Aki Kaurismäki is arguably the best-known Finnish filmmaker, owing largely to his feature films such as Crime and Punishment (Rikos ja rangaistus, Finland, 1983), Calamari Union (Finland, 1985), Shadows in Paradise (Varjoja paratiisissa, Finland, 1986), Hamlet Goes Business (Hamlet liikemaailmassa, Finland, 1987), Ariel (Finland, 1988), The Match Factory Girl (Tulitikkutehtaan tyttö, Finland, 1990), I Hired a Contract Killer (Finland/ Sweden, 1990), La vie de bohéme (Finland/France/ Sweden/Germany, 1992), Take Care of Your Scarf, Tatiana (Pidä huivista kiinni, Tatjana, Finland/Germany, 1994), Drifting Clouds (Kauas pilvet karkaavat, Finland, 1996), Juha (Finland, 1999), The Man Without a Past (Mies vailla menneisyyttä, Finland, 2002), Lights in the Dusk (Laitakaupungin valot, Finland, 2006) and Le Havre (Finland/France, 2011). A large body of his work has been made in Finland, but also in countries like France and Great Britain. Besides feature films, he has also made documentaries and short films, as well as musical films with the group Leningrad Cowboys. In a broader context, Kaurismäki has a unique place in Finnish and international film history, as well as in media and communication culture. Kaurismäki’s cultural context includes elements that have been turned into national and transnational symbols of social communication and narrative interaction by his stylisation. The director’s cinematic strategy investigates and makes choices evoking a social understanding of characters that has special communicative value. Kaurismäki’s films have been scrutinised for over thirty years.

Open access

Liisa Kaljula

Abstract
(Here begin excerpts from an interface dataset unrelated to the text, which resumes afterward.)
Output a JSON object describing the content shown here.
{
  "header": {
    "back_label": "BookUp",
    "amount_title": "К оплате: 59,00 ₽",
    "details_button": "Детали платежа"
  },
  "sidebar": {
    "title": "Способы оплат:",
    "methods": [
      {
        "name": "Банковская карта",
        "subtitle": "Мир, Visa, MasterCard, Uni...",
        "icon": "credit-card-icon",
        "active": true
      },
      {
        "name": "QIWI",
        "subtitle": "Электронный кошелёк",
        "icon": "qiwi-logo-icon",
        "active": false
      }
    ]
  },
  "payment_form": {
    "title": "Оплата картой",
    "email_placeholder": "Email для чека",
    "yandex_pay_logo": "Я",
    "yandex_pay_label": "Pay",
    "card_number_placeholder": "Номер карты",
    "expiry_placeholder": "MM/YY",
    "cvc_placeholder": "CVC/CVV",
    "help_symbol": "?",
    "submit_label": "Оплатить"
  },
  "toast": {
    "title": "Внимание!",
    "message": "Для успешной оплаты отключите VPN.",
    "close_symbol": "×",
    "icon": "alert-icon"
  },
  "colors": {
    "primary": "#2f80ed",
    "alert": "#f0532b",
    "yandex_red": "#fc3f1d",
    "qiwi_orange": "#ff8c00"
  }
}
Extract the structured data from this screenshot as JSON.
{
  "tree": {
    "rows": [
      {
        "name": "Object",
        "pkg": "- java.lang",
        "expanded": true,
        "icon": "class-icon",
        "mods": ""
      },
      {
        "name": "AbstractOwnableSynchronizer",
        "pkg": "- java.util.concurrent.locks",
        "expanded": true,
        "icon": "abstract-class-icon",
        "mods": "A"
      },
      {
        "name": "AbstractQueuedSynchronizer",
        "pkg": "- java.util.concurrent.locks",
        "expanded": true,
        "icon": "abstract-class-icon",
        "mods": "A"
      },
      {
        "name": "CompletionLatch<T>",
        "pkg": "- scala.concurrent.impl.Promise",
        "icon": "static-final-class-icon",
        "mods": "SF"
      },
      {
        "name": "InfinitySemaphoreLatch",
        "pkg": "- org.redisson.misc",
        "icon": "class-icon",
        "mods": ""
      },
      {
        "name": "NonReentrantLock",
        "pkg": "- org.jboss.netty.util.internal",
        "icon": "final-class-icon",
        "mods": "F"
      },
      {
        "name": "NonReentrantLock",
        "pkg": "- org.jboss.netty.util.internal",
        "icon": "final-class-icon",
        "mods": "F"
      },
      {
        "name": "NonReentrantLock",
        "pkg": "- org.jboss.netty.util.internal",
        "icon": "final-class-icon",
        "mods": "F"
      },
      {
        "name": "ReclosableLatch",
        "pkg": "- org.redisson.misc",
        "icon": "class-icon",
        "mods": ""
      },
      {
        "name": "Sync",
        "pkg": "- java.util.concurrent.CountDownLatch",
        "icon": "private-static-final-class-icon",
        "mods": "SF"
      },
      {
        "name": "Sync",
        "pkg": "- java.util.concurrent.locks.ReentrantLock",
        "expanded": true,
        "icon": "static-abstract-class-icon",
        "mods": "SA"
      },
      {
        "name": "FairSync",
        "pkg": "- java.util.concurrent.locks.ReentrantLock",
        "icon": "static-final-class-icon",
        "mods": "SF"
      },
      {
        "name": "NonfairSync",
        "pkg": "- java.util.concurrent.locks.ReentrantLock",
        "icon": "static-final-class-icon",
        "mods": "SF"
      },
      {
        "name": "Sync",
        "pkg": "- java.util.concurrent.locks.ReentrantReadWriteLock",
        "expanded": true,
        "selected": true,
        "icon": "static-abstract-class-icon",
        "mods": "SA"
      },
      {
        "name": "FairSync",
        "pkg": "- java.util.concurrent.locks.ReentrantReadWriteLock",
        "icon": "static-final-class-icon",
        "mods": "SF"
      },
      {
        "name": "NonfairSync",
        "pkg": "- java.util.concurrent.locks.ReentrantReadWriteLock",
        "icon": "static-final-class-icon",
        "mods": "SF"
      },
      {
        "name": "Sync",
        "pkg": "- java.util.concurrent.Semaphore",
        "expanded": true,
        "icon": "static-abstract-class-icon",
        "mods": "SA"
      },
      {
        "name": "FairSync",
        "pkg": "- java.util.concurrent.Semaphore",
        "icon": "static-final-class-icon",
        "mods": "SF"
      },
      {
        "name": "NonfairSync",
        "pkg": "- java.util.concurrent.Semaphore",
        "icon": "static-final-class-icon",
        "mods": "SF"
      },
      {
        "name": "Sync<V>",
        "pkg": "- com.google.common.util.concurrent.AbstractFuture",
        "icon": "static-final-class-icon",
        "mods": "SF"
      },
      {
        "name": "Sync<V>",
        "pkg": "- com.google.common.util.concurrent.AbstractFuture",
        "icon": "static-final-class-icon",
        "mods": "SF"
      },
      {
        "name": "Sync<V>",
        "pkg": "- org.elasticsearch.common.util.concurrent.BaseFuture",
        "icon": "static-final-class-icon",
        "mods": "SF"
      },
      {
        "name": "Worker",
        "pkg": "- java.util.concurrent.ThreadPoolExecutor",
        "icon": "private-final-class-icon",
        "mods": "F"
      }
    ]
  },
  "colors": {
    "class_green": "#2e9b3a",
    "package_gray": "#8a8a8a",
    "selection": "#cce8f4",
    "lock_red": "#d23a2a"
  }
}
This article looks at What Happened to Andres Lapeteus? (Mis juhtus Andres Lapeteusega, Estonia, 1966), a film that marked the directing debut of Russian-Estonian theatre and film director Grigori Kromanov, as a cinematographic narrative that follows the development of a homo sovieticus. The concept of homo sovieticus, initially simply an ironic reference to the “New Soviet Man” promoted in the official Soviet vocabulary, was elaborated in the 1980s and 1990s by several thinkers and writers from Eastern Europe into a concept allowing for a more analytical description of the bureaucratic human type that developed under the Soviet regime. The German- American philosopher Hannah Arendt in her renowned The Origins of Totalitarianism (1951) found that the juridical, the moral, and the individual in a man could most effectively be killed in concentration camps. The Russian philosopher Aleksandr Zinoviev and the Polish philosopher Józef Tischner, however, have seen the homo sovieticus syndrome as resulting from spiritual rather than physical imprisonment. Predisposed by the planned Soviet economy, which did not motivate Soviet people to make any creative, intellectual, or moral efforts, homo sovieticus soon started to represent a certain official ritualistic behaviour that maintained the symbolic legitimacy of power.

What Happened to Andres Lapeteus? tells the story of an ambitious young Estonian official during Stalinist and post-Stalinist years, but does it in a novel way for its time, tackling the popular criticism of the cult of personality in the Thaw era from the viewpoint of individual responsibility. Offering a charismatic black-and-white version of the novel The Case of Andres Lapeteus (Andres Lapeteuse juhtum, 1963) by the Estonian writer Paul Kuusberg, Kromanov’s new wave film still makes us ponder the often avoided and delicate issue of the Sovietisation of the Baltic states from the inside.